Introduction Although preterm birth is associated with respiratory morbidity in childhood, the role of family history of atopy and whether appropriate treatment has been instituted is unclear. Thus we assessed (i) the prevalence of respiratory symptoms, particularly wheezing, in childhood; (ii) evaluated the role of family history of atopy and mode of delivery, and (iii) documented the drug usage, all in preterm-born children compared to term-born control children. Methods We conducted a cross-sectional population-based questionnaire study of 1-10 year-old preterm-born children (n = 13,361) and matched term-born controls (13,361). Data (n = 7,149) was analysed by gestational groups (24-32 weeks, 33-34 weeks, 35-36 weeks and 37-43 weeks) and by age, <5 years old or ? 5 years. Main Results Preterm born children aged <5 years (n = 2,111, term n = 1,402) had higher rates of wheeze-ever [odds ratio: 2.7 (95% confidence intervals 2.2, 3.3); 1.8 (1.5, 2.2); 1.5 (1.3, 1.8) respectively for the 24-32 weeks, 33-34 weeks, 35-36 weeks groups compared to term]. Similarly for the ?5 year age group (n = 2,083, term n = 1,456) wheezing increased with increasing prematurity [odds ratios 3.3 (2.7, 4.1), 1.8 (1.5, 2.3) and 1.6 (1.3, 1.9) for the three preterm groups compared to term]. At both age groups, inhaler usage was greater in the lowest preterm group but prematurity-associated wheeze was independent of a family history of atopy. Conclusions Increasing prematurity was associated with increased respiratory symptoms, which were independent of a family history of atopy. Use of bronchodilators was also increased in the preterm groups but its efficacy needs careful evaluation.

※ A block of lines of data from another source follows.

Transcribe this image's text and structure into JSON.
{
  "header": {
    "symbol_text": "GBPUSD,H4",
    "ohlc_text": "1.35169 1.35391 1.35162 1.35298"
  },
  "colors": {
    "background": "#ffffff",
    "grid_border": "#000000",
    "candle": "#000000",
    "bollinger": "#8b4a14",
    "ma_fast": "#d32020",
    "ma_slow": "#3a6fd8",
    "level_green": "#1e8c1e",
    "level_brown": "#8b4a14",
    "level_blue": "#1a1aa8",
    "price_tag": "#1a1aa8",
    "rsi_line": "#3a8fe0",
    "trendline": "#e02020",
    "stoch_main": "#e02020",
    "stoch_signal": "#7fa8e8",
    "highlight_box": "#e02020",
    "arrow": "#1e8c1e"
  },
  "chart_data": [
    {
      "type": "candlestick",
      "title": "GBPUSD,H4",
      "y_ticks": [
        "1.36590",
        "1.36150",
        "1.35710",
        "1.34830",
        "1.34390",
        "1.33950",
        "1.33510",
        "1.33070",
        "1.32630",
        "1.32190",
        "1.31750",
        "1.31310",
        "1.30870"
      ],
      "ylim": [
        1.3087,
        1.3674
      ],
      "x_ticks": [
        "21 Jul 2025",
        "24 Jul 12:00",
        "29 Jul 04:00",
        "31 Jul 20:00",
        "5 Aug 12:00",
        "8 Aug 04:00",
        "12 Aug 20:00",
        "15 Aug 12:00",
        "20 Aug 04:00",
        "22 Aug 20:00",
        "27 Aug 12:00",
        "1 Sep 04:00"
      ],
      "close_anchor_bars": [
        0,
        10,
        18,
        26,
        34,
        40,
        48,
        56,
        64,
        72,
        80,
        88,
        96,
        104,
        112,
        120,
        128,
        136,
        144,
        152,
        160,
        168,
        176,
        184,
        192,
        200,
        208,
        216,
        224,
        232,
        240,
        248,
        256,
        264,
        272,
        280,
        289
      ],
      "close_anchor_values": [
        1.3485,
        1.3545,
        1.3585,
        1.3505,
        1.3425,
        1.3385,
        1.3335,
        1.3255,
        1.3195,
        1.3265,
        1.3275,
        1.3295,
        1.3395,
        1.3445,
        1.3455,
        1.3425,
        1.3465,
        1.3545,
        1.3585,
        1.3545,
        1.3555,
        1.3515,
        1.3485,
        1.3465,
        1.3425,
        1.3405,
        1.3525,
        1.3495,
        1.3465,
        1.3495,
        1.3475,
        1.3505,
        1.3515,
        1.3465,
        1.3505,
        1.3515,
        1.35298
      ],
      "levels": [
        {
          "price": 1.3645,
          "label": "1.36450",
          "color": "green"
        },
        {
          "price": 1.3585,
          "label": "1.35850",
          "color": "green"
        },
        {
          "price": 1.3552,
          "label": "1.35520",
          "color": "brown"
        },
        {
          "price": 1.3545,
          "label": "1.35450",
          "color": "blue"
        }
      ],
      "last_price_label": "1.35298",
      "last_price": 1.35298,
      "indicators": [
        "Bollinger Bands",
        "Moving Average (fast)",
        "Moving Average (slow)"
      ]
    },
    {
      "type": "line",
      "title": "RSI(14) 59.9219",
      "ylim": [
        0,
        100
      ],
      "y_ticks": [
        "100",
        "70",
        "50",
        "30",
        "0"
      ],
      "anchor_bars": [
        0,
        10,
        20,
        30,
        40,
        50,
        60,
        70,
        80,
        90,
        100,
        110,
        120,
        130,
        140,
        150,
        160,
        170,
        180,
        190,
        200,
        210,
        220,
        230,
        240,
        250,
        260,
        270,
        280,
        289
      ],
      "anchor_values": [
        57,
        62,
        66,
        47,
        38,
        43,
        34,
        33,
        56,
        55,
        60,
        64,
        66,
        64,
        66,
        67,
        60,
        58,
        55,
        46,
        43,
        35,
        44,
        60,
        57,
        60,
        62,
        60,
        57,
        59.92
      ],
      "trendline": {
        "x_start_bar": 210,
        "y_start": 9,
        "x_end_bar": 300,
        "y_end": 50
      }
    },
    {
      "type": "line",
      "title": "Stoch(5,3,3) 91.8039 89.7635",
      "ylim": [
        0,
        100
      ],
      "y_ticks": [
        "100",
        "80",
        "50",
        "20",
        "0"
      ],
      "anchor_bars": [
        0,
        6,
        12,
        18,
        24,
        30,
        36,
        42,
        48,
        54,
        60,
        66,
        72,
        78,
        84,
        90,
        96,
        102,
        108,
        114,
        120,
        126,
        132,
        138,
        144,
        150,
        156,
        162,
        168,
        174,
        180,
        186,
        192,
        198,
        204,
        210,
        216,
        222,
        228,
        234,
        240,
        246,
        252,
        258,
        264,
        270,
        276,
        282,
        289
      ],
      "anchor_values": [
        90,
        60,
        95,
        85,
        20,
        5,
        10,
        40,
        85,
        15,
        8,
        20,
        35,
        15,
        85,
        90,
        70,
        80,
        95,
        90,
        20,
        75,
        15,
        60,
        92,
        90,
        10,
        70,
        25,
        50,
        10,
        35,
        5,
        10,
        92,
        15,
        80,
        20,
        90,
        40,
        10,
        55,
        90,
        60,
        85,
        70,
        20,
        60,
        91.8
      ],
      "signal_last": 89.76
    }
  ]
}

Edwards, M. O., Kotecha, S. J., Lowe, J., Richards, L., Watkins, W. J., & Kotecha, S. (2016). Management of Prematurity-Associated Wheeze and Its Association with Atopy. PLoS ONE, 11(5). https://doi.org/10.1371/journal.pone.0155695